  38. . Is the company free to adjust prices to inflation? True consumer monopolies are able to adjust prices to inflation without the risk of losing significant unit sales. Yes – Profitability ratio of Asian paints is consistently around 8.65% over the past 10 years – that means that inflation does not impact the profits of Asian Paints Questions to determine the attractiveness of business – Q10

  39. . Does company need to constantly reinvest in capital? • Retained earnings must first go toward maintaining current operations at competitive levels, so the lower the amount needed to maintain current operations, the better. • Not really – Asian Paints does not have a large capex for investment in plant and machinery – the main investments are in branding and the SGA as a % of Net sales is around 18%% for the past decade – this is around what any FMCG company would spend. Questions to determine the attractiveness of business – Q11

  40. . What is the initial rate of return (IRR) and relative value to a Govt bond? • EPS for the year divided by the long-term government bond interest rate.
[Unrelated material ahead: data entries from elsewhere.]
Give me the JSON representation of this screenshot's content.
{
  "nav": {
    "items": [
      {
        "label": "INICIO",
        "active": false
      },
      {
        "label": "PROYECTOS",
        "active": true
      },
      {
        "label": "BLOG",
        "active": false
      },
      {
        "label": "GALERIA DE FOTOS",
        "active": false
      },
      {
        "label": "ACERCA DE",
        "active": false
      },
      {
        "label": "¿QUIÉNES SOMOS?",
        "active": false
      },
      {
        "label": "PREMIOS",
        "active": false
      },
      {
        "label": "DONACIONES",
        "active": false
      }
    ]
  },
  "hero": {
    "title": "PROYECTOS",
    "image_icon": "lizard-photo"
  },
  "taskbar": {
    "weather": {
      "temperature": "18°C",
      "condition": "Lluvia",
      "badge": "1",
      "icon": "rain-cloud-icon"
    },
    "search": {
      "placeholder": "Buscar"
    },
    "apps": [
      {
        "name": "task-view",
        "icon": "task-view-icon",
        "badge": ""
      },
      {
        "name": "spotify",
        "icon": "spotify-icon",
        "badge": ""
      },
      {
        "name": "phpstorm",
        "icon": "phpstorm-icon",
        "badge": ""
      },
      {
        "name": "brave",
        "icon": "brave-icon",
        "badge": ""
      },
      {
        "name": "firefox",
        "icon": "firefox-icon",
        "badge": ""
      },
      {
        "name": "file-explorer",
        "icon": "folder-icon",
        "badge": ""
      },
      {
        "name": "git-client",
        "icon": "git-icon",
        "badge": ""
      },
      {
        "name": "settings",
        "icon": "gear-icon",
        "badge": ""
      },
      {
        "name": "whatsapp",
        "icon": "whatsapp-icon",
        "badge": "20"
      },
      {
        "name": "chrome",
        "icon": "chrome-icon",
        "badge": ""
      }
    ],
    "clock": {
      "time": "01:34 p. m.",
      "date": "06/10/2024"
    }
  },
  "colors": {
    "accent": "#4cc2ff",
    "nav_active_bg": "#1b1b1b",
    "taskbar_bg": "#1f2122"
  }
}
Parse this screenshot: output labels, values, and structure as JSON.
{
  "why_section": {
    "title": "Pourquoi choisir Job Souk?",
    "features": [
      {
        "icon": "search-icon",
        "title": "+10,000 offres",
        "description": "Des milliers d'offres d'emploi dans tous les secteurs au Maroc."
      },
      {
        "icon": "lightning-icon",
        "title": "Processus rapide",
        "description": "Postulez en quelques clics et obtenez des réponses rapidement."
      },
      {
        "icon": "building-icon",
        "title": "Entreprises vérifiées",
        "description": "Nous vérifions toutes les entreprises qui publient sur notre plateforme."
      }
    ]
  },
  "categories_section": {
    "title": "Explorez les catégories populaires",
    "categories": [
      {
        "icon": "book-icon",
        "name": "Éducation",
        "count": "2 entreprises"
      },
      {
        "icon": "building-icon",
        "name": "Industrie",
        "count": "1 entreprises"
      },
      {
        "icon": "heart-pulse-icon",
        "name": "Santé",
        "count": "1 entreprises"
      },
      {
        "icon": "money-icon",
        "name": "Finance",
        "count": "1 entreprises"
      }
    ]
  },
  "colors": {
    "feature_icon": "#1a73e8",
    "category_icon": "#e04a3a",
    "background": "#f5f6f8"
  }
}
The resulting figure is the relative value - the price that would result in an initial return equal to the return paid on government bonds. • We then have to look at the CAGR of the EPS as well. • Asian Paints – assuming a 8% govt bond rate – and based on the current EPS of 120.88 – the relative value of govt bond would be –Rs 1511 • With the current share price of Rs. 4553 – the Asian Paints share gives a pretax return of 2.65% with the returns growing at 26.1% p.a. Questions to determine the attractiveness of business – Q12

  41. . What is the projected share value and return on investment using historical earnings growth rate: • Calculate the CAGR of EPS for the past 10 years • Calculate the average dividend payout ratio (DPS/EPS) for the past 10 years • Calculate the average PE for the last 10 years • Asian Paints – • CAGR of EPS is 26.10% • Average Dividend payout ratio is 42.58% • Average PE for the last 10 years has been – 23.49 Questions to determine the attractiveness of business – Q13

  42. . What is the projected share value and return on investment using historical earnings growth rate: • Calculate the EPS for the next 10 years as follows: EPS of year 2 = EPS of year 1 * CAGR of EPS • Calculate the dividend payout for the next 10 years as follows: Dividend payout for year 2 =EPS for year 2 * average DP ratio • Calculate the sum of all the dividends paid for the next 10 years Questions to determine the attractiveness of business – Q13

  43. Asian Paints –Historical earnings growth rate method